01 Jul 2016
Greater emphasis than ever is being placed on the concept of ‘wellness’ when it comes to house design. More and more homeowners are looking for a light space in which they can ‘unplug’, de-clutter and unwind.
A review of the psychological effects of windows, daylight and views at home was published in 2011 which provides compelling evidence that residential buildings with good natural daylight and views of nature contribute significantly to the inhabitants’ sense of wellbeing. 

A fluid, less tangible aesthetic is therefore emerging where the physical world blends into its background and visual disorder is minimised. Mirrored surfaces, glass furniture and windows that allow large amounts of natural light to flood a room are used to capture this particular trend. In this sense, lightness is beginning to drive house design.

Using large expanses of glass is now more feasible by utilising the latest solar control products which help to reduce heat build-up whilst offering optimum light transmission, and are a popular way of achieving a clear finish and maximising ‘lightness’ in the home. 

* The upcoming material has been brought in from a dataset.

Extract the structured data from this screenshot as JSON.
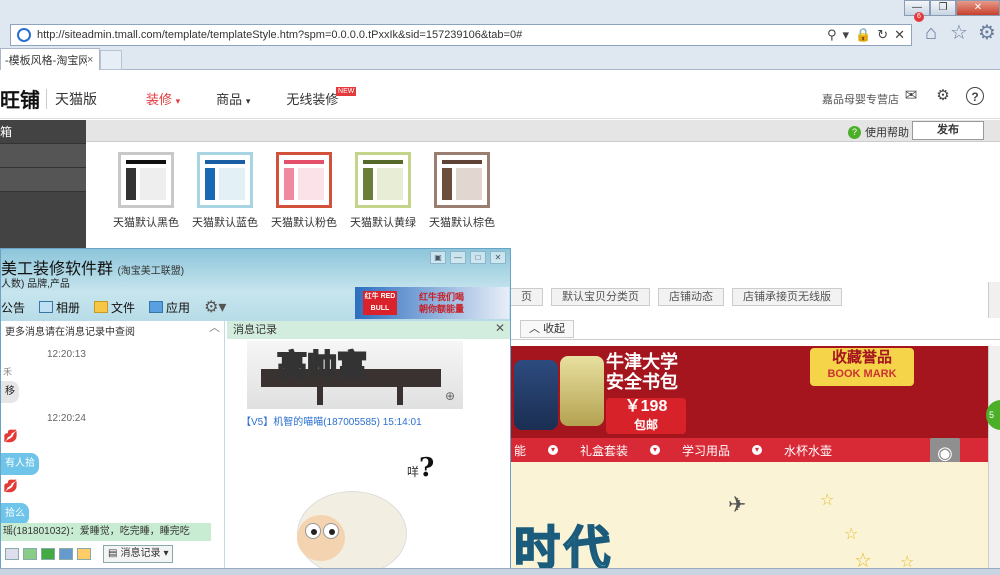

Glass from the Pilkington Activ™ range is an ideal solution. This unique product combines both solar control and self-cleaning properties. The glass incorporates a coating that uses the forces of nature to help keep the glass free from dirt, giving not only the practical benefit of less cleaning, but also clearer windows, helping to bring the outside in.

Internally, semi-transparent and mirrored surfaces are often used to help manmade structures blend in with the surrounding landscape and enhance lightness. The Pilkington Oriel Collection and Pilkington Texture Glass ranges offer homeowners a versatile decorative choice that is suitable for use across the home in windows, doors, kitchen splash-backs, cupboards and partition walling. With a smooth, durable surface in a range of patterns, the collections deliver excellent light transmission and reflection, creating the illusion of invisibility in a room where clutter should be kept to a minimal. 

If you’d like to know more about Pilkington Glass, click here.